Open Access This article is licensed under a Creative Commons Attribution 4.0 International License, which permits use, sharing, adaptation, distribution and reproduction in any medium or format, as long as you give appropriate credit to the original author(s) and the source, provide a link to the Creative Commons licence, and indicate if changes were made. The images or other third party material in this article are included in the article's Creative Commons licence, unless indicated otherwise in a credit line to the material. If material is not included in the article's Creative Commons licence and your intended use is not permitted by statutory regulation or exceeds the permitted use, you will need to obtain permission directly from the copyright holder. To view a copy of this licence, visit The Creative Commons Public Domain Dedication waiver ( applies to the data made available in this article, unless otherwise stated in a credit line to the data.

Reprints and Permissions

About this article

Check for updates. Verify currency and authenticity via CrossMark

Cite this article

Bonora, B.M., Raschi, E., Avogaro, A. et al. SGLT-2 inhibitors and atrial fibrillation in the Food and Drug Administration adverse event reporting system. Cardiovasc Diabetol 20, 39 (2021).

Download citation

  • Received:

  • Accepted:

  • Published:

  • DOI:

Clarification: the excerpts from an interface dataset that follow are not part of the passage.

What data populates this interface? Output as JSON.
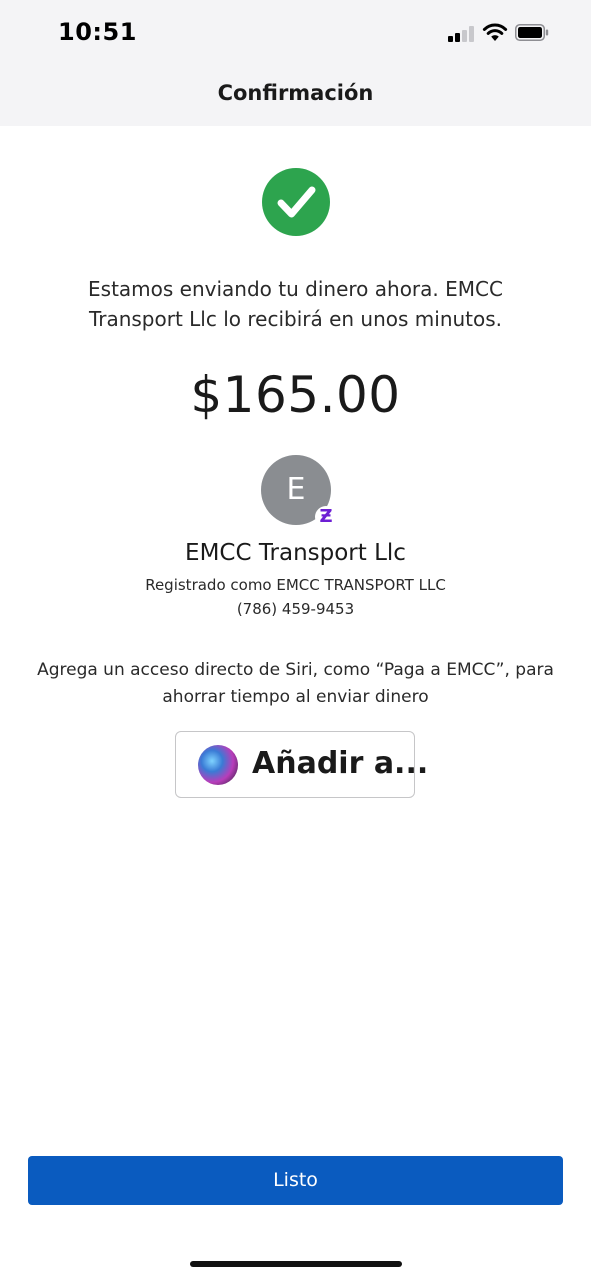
{
  "status_bar": {
    "time": "10:51",
    "icons": [
      "cellular-signal-icon",
      "wifi-icon",
      "battery-icon"
    ]
  },
  "header": {
    "title": "Confirmación"
  },
  "main": {
    "success_icon": "checkmark-circle-icon",
    "message": "Estamos enviando tu dinero ahora. EMCC Transport Llc lo recibirá en unos minutos.",
    "amount": "$165.00",
    "recipient": {
      "avatar_initial": "E",
      "badge_icon": "zelle-icon",
      "badge_glyph": "Ƶ",
      "name": "EMCC Transport Llc",
      "registered_as": "Registrado como EMCC TRANSPORT LLC",
      "phone": "(786) 459-9453"
    },
    "siri": {
      "description": "Agrega un acceso directo de Siri, como “Paga a EMCC”, para ahorrar tiempo al enviar dinero",
      "button_label": "Añadir a...",
      "icon": "siri-icon"
    }
  },
  "footer": {
    "done_label": "Listo"
  },
  "colors": {
    "success": "#2da44e",
    "primary_button": "#0a5bbf",
    "zelle_purple": "#6d1ed4",
    "avatar_gray": "#8a8d91",
    "header_background": "#f4f4f6"
  }
}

  • Pharmacovigilance
  • Epidemiology
  • Complications
  • Observational
  • Type 2 diabetes
  • Clinical practice